There was a young man amongst the group – an attractive-looking guy with a charming smile and a Scottish accent. I don’t know if he understood how hurtful he was when he commented almost daily on my nervous laugh. Perhaps he was stupid enough to think he was helping me. Not surprisingly the more he commented, the more nervous my laugh became!

ashkelonsunset
Ashkelon (photo by David Drori)

Ashkelon was beautiful. I loved working with the kids, many of whom came from deprived homes; but who were lively, cheeky and resilient. It felt great to be able to do something worthwhile with them. The highlight of each week was the Israeli dancing on the beach, where we would dress up, enjoy ourselves, and socialise. I kept away as much as I could from the young Scotsman. My anxiety always returned ten-fold whenever he was near. I spent several weekends with the girls in Jerusalem and Tel Aviv and fell in love with the country.

Eventually the time arrived for us to say goodbye to the children, and go off on our more extended travels. My ex’s friend, whom I shall name P to save anyone embarrassment, agreed to do a brief tour taking in Lake Tiberias and Netanya before meeting the girls back in Tel Aviv for the flight home.

P refused to accompany me to Masada and the Dead Sea as he had already been.

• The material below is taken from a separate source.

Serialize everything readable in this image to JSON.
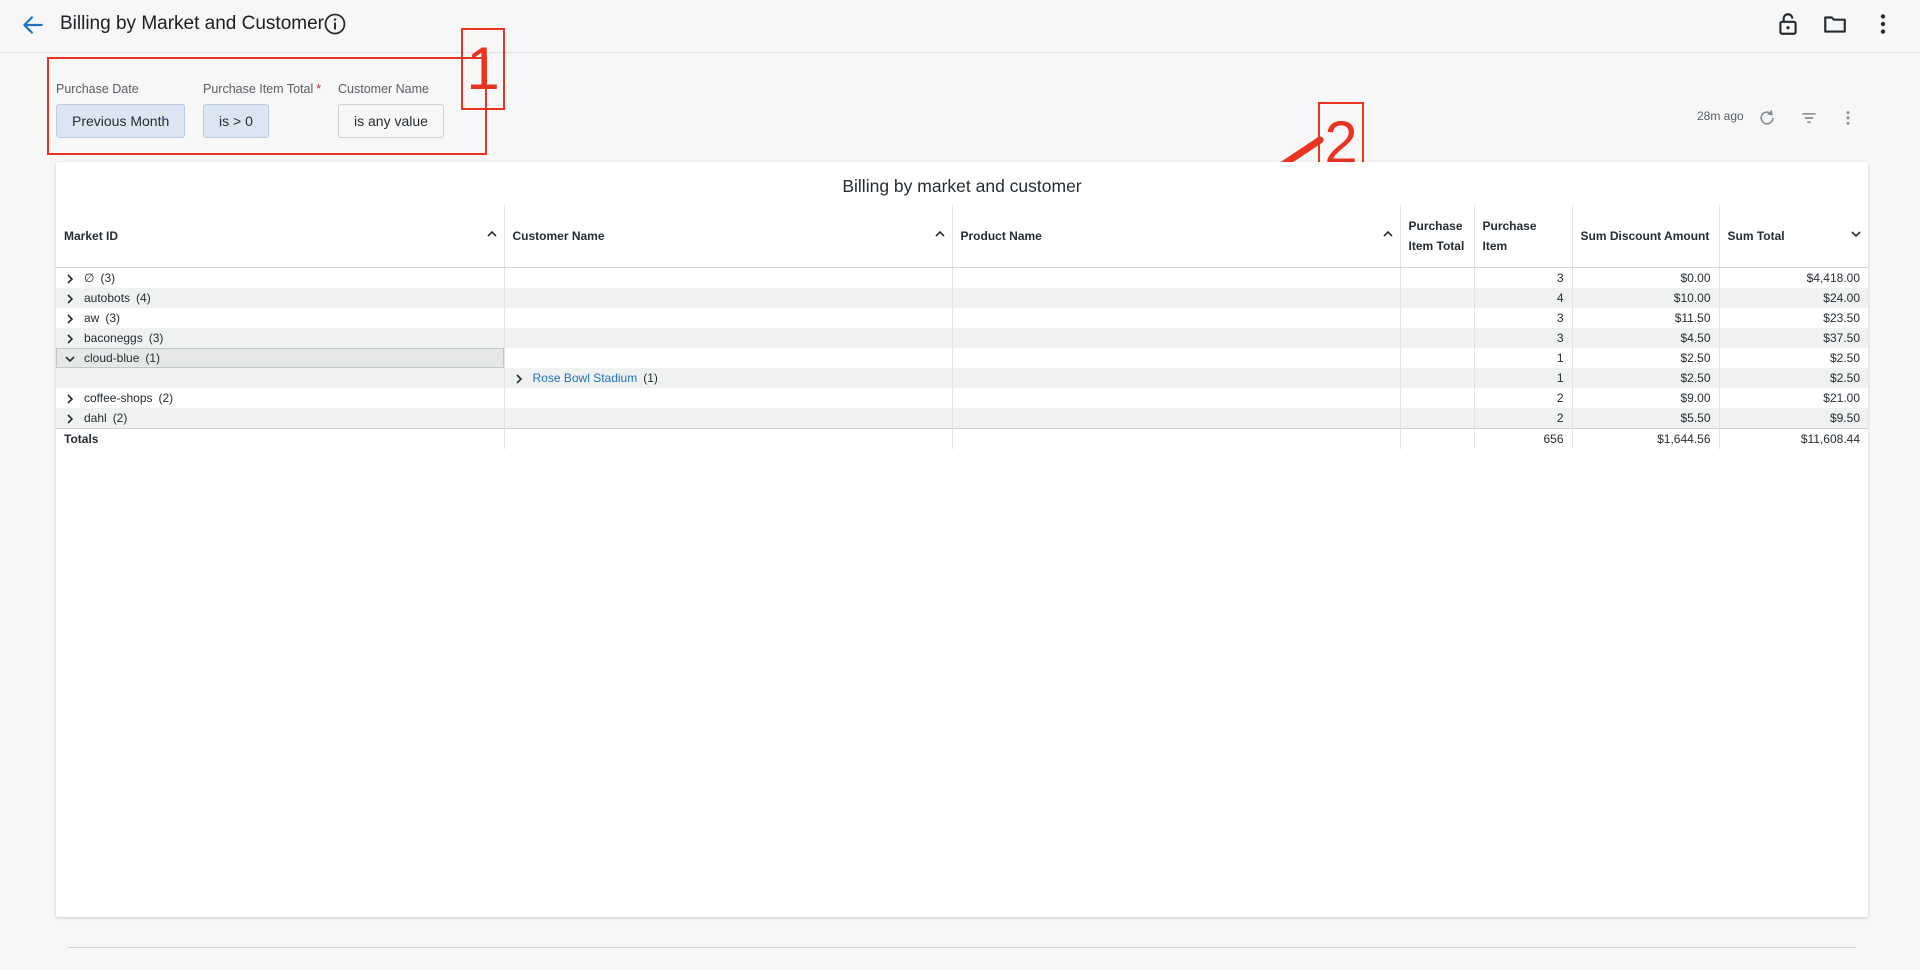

Without knowing it, he did me a favour, as I’m sure I got much more out of the trip to those fantastic places when I visited with my husband, sons and my mum last year!

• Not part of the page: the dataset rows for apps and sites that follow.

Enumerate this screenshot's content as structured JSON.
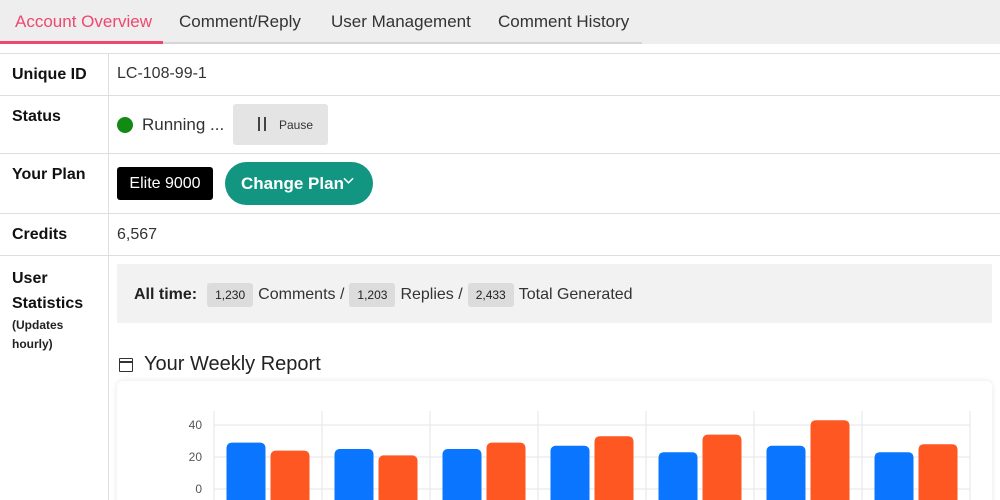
{
  "tabs": [
    {
      "label": "Account Overview",
      "active": true
    },
    {
      "label": "Comment/Reply",
      "active": false
    },
    {
      "label": "User Management",
      "active": false
    },
    {
      "label": "Comment History",
      "active": false
    }
  ],
  "account": {
    "unique_id_label": "Unique ID",
    "unique_id": "LC-108-99-1",
    "status_label": "Status",
    "status_text": "Running ...",
    "status_color": "#138a13",
    "pause_label": "Pause",
    "plan_label": "Your Plan",
    "plan_name": "Elite 9000",
    "change_plan_label": "Change Plan",
    "credits_label": "Credits",
    "credits": "6,567",
    "stats_label": "User Statistics",
    "stats_sublabel": "(Updates hourly)"
  },
  "stats": {
    "prefix": "All time:",
    "comments": "1,230",
    "comments_label": "Comments /",
    "replies": "1,203",
    "replies_label": "Replies /",
    "total": "2,433",
    "total_label": "Total Generated"
  },
  "report": {
    "title": "Your Weekly Report"
  },
  "colors": {
    "accent": "#ef476f",
    "primary_button": "#129682",
    "series_blue": "#0a75ff",
    "series_orange": "#ff5722"
  },
  "chart_data": {
    "type": "bar",
    "categories": [
      "",
      "",
      "",
      "",
      "",
      "",
      ""
    ],
    "series": [
      {
        "values": [
          29,
          25,
          25,
          27,
          23,
          27,
          23
        ],
        "color": "#0a75ff"
      },
      {
        "values": [
          24,
          21,
          29,
          33,
          34,
          43,
          28
        ],
        "color": "#ff5722"
      }
    ],
    "yticks": [
      0,
      20,
      40
    ],
    "ylim": [
      0,
      50
    ],
    "grid": true
  }
}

From the minute we set off on the bus towards Tiberias, he started moaning: I was cramping his style. The fact we appeared to be travelling together meant that all his potential girlfriends would be put off from approaching him. This complaint continued throughout the three days we spent in each other’s company. He thought nothing of my own feelings, but by then, I was so downtrodden, the idea of me getting a boyfriend seemed a million miles away. One thing I was certain though – he was not on the list!

Overall, the trip did little for my confidence. All the anxiety that had been squashed during my first year as a student, returned in full force thanks to these somewhat insensitive young men. It was not until I met my husband-to-be a few months later, that some confidence returned.

Looking back, I see that I shouldn’t have allowed these individuals to get to me, any more than my anorexic friend should have been affected by the idiots who joked that she was fat. (She was the opposite!) I’m happy to say that I haven’t been criticised for my laugh or my existence since then, and as stated above, I returned to Israel for a most enjoyable and fulfilling trip with my family last year.

Ah, the tribulations of the young! I’m so glad you had a much better experience on your second visit. Thank you, Jo, for that entertaining account, which includes all three topics of the series!

Jo Fenton grew up in Hertfordshire. She devoured books from an early age, particularly enjoying adventure books, school stories and fantasy. She wanted to be a scientist from aged six after being given a wonderful book titled “Science Can Be Fun”. At eleven, she discovered Agatha Christie and Georgette Heyer, and now has an eclectic and much loved book collection cluttering her home office.

Jo combines an exciting career in Clinical Research with an equally exciting but very different career as a writer of psychological thrillers.

When not working, she runs (very slowly), and chats to lots of people. She lives in Manchester with her husband, two sons, a Corgi and a tankful of tropical fish. She is an active and enthusiastic member of two writing groups and a reading group.

Her first novel, The Brotherhood, is available from Amazon.

The sequel, The Refuge, will be released this summer by Crooked Cat Books.

Jo can be found on her website, Facebook and Twitter.

Categories
Everyday life Israel

The Monster

The Monster (Hebrew: Mifletzet) sculpted in 1971 by French artist Niki de Saint Phalle, is a well-known landmark in Jerusalem and one that is enjoyed by children, who love to slide down its three-pronged tongue.

The Monster
The Monster

Usually.

When I walked past it, yesterday evening, it looked different – a bit sad and funny.

MonsterClosedReducedI posted the picture on Instagram with the caption: What have they done to the monster? And to the English language?